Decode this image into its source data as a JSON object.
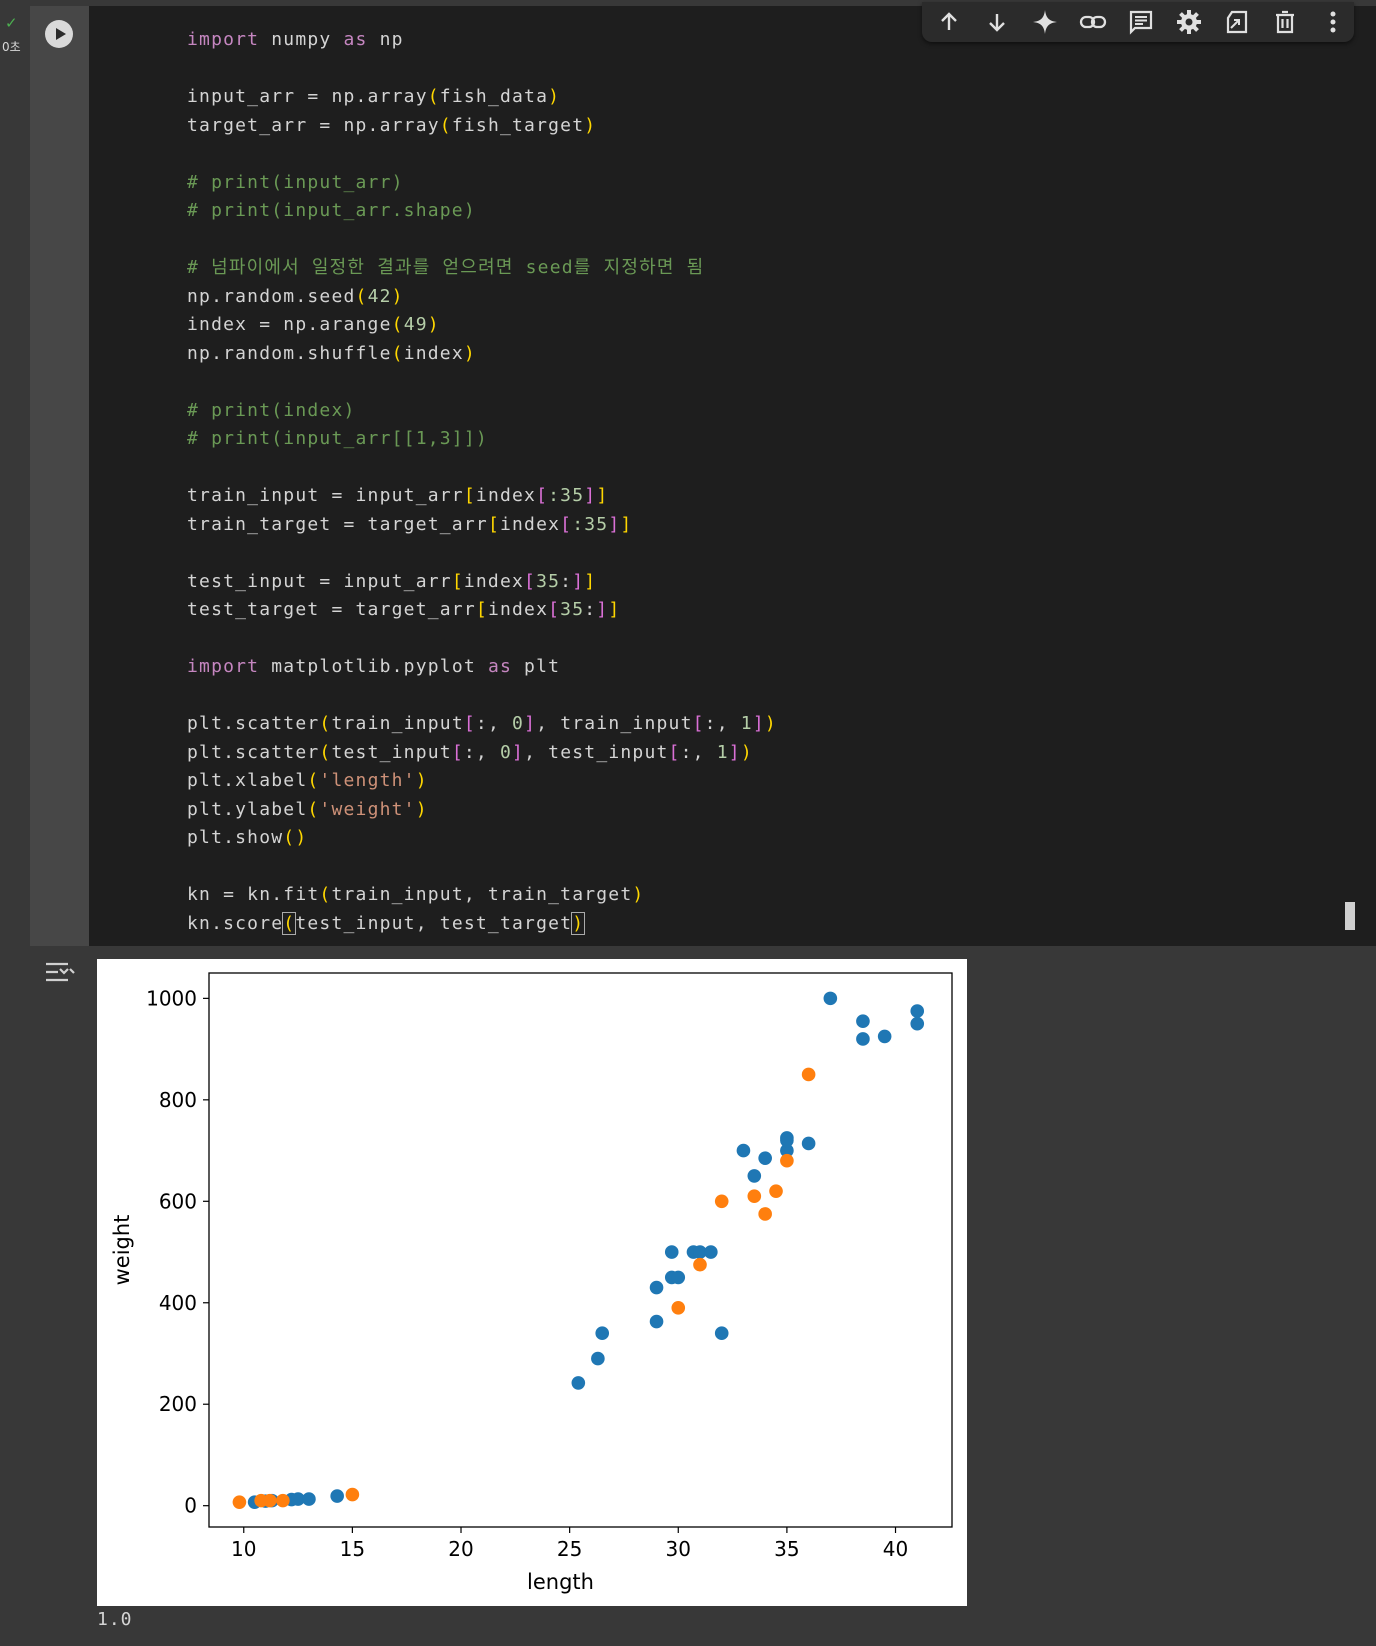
{
  "cell": {
    "status_check": "✓",
    "exec_time": "0초",
    "code_lines": [
      [
        {
          "t": "import",
          "c": "k"
        },
        {
          "t": " numpy "
        },
        {
          "t": "as",
          "c": "k"
        },
        {
          "t": " np"
        }
      ],
      [],
      [
        {
          "t": "input_arr = np.array"
        },
        {
          "t": "(",
          "c": "p1"
        },
        {
          "t": "fish_data"
        },
        {
          "t": ")",
          "c": "p1"
        }
      ],
      [
        {
          "t": "target_arr = np.array"
        },
        {
          "t": "(",
          "c": "p1"
        },
        {
          "t": "fish_target"
        },
        {
          "t": ")",
          "c": "p1"
        }
      ],
      [],
      [
        {
          "t": "# print(input_arr)",
          "c": "c"
        }
      ],
      [
        {
          "t": "# print(input_arr.shape)",
          "c": "c"
        }
      ],
      [],
      [
        {
          "t": "# 넘파이에서 일정한 결과를 얻으려면 seed를 지정하면 됨",
          "c": "c"
        }
      ],
      [
        {
          "t": "np.random.seed"
        },
        {
          "t": "(",
          "c": "p1"
        },
        {
          "t": "42",
          "c": "n"
        },
        {
          "t": ")",
          "c": "p1"
        }
      ],
      [
        {
          "t": "index = np.arange"
        },
        {
          "t": "(",
          "c": "p1"
        },
        {
          "t": "49",
          "c": "n"
        },
        {
          "t": ")",
          "c": "p1"
        }
      ],
      [
        {
          "t": "np.random.shuffle"
        },
        {
          "t": "(",
          "c": "p1"
        },
        {
          "t": "index"
        },
        {
          "t": ")",
          "c": "p1"
        }
      ],
      [],
      [
        {
          "t": "# print(index)",
          "c": "c"
        }
      ],
      [
        {
          "t": "# print(input_arr[[1,3]])",
          "c": "c"
        }
      ],
      [],
      [
        {
          "t": "train_input = input_arr"
        },
        {
          "t": "[",
          "c": "p1"
        },
        {
          "t": "index"
        },
        {
          "t": "[",
          "c": "p2"
        },
        {
          "t": ":35",
          "c": "n"
        },
        {
          "t": "]",
          "c": "p2"
        },
        {
          "t": "]",
          "c": "p1"
        }
      ],
      [
        {
          "t": "train_target = target_arr"
        },
        {
          "t": "[",
          "c": "p1"
        },
        {
          "t": "index"
        },
        {
          "t": "[",
          "c": "p2"
        },
        {
          "t": ":35",
          "c": "n"
        },
        {
          "t": "]",
          "c": "p2"
        },
        {
          "t": "]",
          "c": "p1"
        }
      ],
      [],
      [
        {
          "t": "test_input = input_arr"
        },
        {
          "t": "[",
          "c": "p1"
        },
        {
          "t": "index"
        },
        {
          "t": "[",
          "c": "p2"
        },
        {
          "t": "35",
          "c": "n"
        },
        {
          "t": ":"
        },
        {
          "t": "]",
          "c": "p2"
        },
        {
          "t": "]",
          "c": "p1"
        }
      ],
      [
        {
          "t": "test_target = target_arr"
        },
        {
          "t": "[",
          "c": "p1"
        },
        {
          "t": "index"
        },
        {
          "t": "[",
          "c": "p2"
        },
        {
          "t": "35",
          "c": "n"
        },
        {
          "t": ":"
        },
        {
          "t": "]",
          "c": "p2"
        },
        {
          "t": "]",
          "c": "p1"
        }
      ],
      [],
      [
        {
          "t": "import",
          "c": "k"
        },
        {
          "t": " matplotlib.pyplot "
        },
        {
          "t": "as",
          "c": "k"
        },
        {
          "t": " plt"
        }
      ],
      [],
      [
        {
          "t": "plt.scatter"
        },
        {
          "t": "(",
          "c": "p1"
        },
        {
          "t": "train_input"
        },
        {
          "t": "[",
          "c": "p2"
        },
        {
          "t": ":, "
        },
        {
          "t": "0",
          "c": "n"
        },
        {
          "t": "]",
          "c": "p2"
        },
        {
          "t": ", train_input"
        },
        {
          "t": "[",
          "c": "p2"
        },
        {
          "t": ":, "
        },
        {
          "t": "1",
          "c": "n"
        },
        {
          "t": "]",
          "c": "p2"
        },
        {
          "t": ")",
          "c": "p1"
        }
      ],
      [
        {
          "t": "plt.scatter"
        },
        {
          "t": "(",
          "c": "p1"
        },
        {
          "t": "test_input"
        },
        {
          "t": "[",
          "c": "p2"
        },
        {
          "t": ":, "
        },
        {
          "t": "0",
          "c": "n"
        },
        {
          "t": "]",
          "c": "p2"
        },
        {
          "t": ", test_input"
        },
        {
          "t": "[",
          "c": "p2"
        },
        {
          "t": ":, "
        },
        {
          "t": "1",
          "c": "n"
        },
        {
          "t": "]",
          "c": "p2"
        },
        {
          "t": ")",
          "c": "p1"
        }
      ],
      [
        {
          "t": "plt.xlabel"
        },
        {
          "t": "(",
          "c": "p1"
        },
        {
          "t": "'length'",
          "c": "s"
        },
        {
          "t": ")",
          "c": "p1"
        }
      ],
      [
        {
          "t": "plt.ylabel"
        },
        {
          "t": "(",
          "c": "p1"
        },
        {
          "t": "'weight'",
          "c": "s"
        },
        {
          "t": ")",
          "c": "p1"
        }
      ],
      [
        {
          "t": "plt.show"
        },
        {
          "t": "()",
          "c": "p1"
        }
      ],
      [],
      [
        {
          "t": "kn = kn.fit"
        },
        {
          "t": "(",
          "c": "p1"
        },
        {
          "t": "train_input, train_target"
        },
        {
          "t": ")",
          "c": "p1"
        }
      ],
      [
        {
          "t": "kn.score"
        },
        {
          "t": "(",
          "c": "cursor"
        },
        {
          "t": "test_input, test_target"
        },
        {
          "t": ")",
          "c": "cursor"
        }
      ]
    ]
  },
  "toolbar": {
    "buttons": [
      "move-up",
      "move-down",
      "gemini-sparkle",
      "link",
      "comment",
      "settings",
      "mirror-cell",
      "delete",
      "more"
    ]
  },
  "output": {
    "result_text": "1.0"
  },
  "chart_data": {
    "type": "scatter",
    "xlabel": "length",
    "ylabel": "weight",
    "xlim": [
      8.4,
      42.6
    ],
    "ylim": [
      -42,
      1050
    ],
    "xticks": [
      10,
      15,
      20,
      25,
      30,
      35,
      40
    ],
    "yticks": [
      0,
      200,
      400,
      600,
      800,
      1000
    ],
    "series": [
      {
        "color": "#1f77b4",
        "points": [
          [
            10.5,
            7
          ],
          [
            11.0,
            9
          ],
          [
            11.3,
            10
          ],
          [
            12.2,
            12
          ],
          [
            12.5,
            13
          ],
          [
            13.0,
            13
          ],
          [
            14.3,
            19
          ],
          [
            25.4,
            242
          ],
          [
            26.3,
            290
          ],
          [
            26.5,
            340
          ],
          [
            29.0,
            363
          ],
          [
            29.0,
            430
          ],
          [
            29.7,
            450
          ],
          [
            29.7,
            500
          ],
          [
            30.0,
            450
          ],
          [
            30.7,
            500
          ],
          [
            31.0,
            500
          ],
          [
            31.5,
            500
          ],
          [
            32.0,
            340
          ],
          [
            33.0,
            700
          ],
          [
            33.5,
            650
          ],
          [
            34.0,
            685
          ],
          [
            35.0,
            700
          ],
          [
            35.0,
            725
          ],
          [
            35.0,
            720
          ],
          [
            36.0,
            714
          ],
          [
            37.0,
            1000
          ],
          [
            38.5,
            955
          ],
          [
            38.5,
            920
          ],
          [
            39.5,
            925
          ],
          [
            41.0,
            975
          ],
          [
            41.0,
            950
          ]
        ]
      },
      {
        "color": "#ff7f0e",
        "points": [
          [
            9.8,
            7
          ],
          [
            10.8,
            10
          ],
          [
            11.2,
            10
          ],
          [
            11.8,
            10
          ],
          [
            15.0,
            22
          ],
          [
            30.0,
            390
          ],
          [
            31.0,
            475
          ],
          [
            32.0,
            600
          ],
          [
            33.5,
            610
          ],
          [
            34.0,
            575
          ],
          [
            34.5,
            620
          ],
          [
            35.0,
            680
          ],
          [
            36.0,
            850
          ]
        ]
      }
    ]
  }
}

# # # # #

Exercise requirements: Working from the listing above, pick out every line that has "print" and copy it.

Answer space:
          "t": "# print(input_arr)",
          "t": "# print(input_arr.shape)",
          "t": "# print(index)",
          "t": "# print(input_arr[[1,3]])",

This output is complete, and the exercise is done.